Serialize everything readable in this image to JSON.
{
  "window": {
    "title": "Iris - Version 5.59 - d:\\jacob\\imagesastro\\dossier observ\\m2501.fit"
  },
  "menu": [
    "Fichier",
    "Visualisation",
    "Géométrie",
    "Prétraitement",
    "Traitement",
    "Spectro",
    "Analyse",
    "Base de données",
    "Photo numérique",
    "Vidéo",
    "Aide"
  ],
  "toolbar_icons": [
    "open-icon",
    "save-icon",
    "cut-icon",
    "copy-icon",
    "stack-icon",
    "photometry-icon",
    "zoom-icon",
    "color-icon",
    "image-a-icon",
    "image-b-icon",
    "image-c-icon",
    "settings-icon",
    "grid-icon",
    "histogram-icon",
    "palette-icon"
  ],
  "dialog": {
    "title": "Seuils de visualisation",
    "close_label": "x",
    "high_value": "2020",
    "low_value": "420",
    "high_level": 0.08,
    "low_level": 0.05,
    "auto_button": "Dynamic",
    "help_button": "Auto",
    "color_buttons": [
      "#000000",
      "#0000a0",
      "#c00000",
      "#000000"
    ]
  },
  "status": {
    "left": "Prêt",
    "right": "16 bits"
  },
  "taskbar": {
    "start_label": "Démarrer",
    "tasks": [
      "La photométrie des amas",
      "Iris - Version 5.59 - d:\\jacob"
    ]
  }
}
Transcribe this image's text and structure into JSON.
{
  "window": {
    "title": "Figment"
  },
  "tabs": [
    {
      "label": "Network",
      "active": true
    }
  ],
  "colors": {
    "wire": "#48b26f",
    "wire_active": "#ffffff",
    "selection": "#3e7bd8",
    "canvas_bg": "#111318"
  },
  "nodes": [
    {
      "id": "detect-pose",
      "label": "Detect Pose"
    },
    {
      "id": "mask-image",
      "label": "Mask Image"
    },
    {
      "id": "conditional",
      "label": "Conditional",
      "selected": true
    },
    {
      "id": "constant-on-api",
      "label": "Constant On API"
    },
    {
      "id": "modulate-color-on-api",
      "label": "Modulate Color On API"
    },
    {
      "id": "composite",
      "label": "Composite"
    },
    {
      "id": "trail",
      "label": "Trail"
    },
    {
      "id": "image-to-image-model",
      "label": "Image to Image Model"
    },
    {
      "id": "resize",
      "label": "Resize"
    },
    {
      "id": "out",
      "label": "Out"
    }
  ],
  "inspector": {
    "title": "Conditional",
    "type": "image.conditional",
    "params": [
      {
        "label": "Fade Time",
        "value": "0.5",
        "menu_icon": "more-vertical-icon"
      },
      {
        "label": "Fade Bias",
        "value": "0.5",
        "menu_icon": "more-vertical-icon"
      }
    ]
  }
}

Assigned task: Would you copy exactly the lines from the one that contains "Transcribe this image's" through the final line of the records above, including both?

Reply to the exercise:
Transcribe this image's text and structure into JSON.
{
  "window": {
    "title": "Figment"
  },
  "tabs": [
    {
      "label": "Network",
      "active": true
    }
  ],
  "colors": {
    "wire": "#48b26f",
    "wire_active": "#ffffff",
    "selection": "#3e7bd8",
    "canvas_bg": "#111318"
  },
  "nodes": [
    {
      "id": "detect-pose",
      "label": "Detect Pose"
    },
    {
      "id": "mask-image",
      "label": "Mask Image"
    },
    {
      "id": "conditional",
      "label": "Conditional",
      "selected": true
    },
    {
      "id": "constant-on-api",
      "label": "Constant On API"
    },
    {
      "id": "modulate-color-on-api",
      "label": "Modulate Color On API"
    },
    {
      "id": "composite",
      "label": "Composite"
    },
    {
      "id": "trail",
      "label": "Trail"
    },
    {
      "id": "image-to-image-model",
      "label": "Image to Image Model"
    },
    {
      "id": "resize",
      "label": "Resize"
    },
    {
      "id": "out",
      "label": "Out"
    }
  ],
  "inspector": {
    "title": "Conditional",
    "type": "image.conditional",
    "params": [
      {
        "label": "Fade Time",
        "value": "0.5",
        "menu_icon": "more-vertical-icon"
      },
      {
        "label": "Fade Bias",
        "value": "0.5",
        "menu_icon": "more-vertical-icon"
      }
    ]
  }
}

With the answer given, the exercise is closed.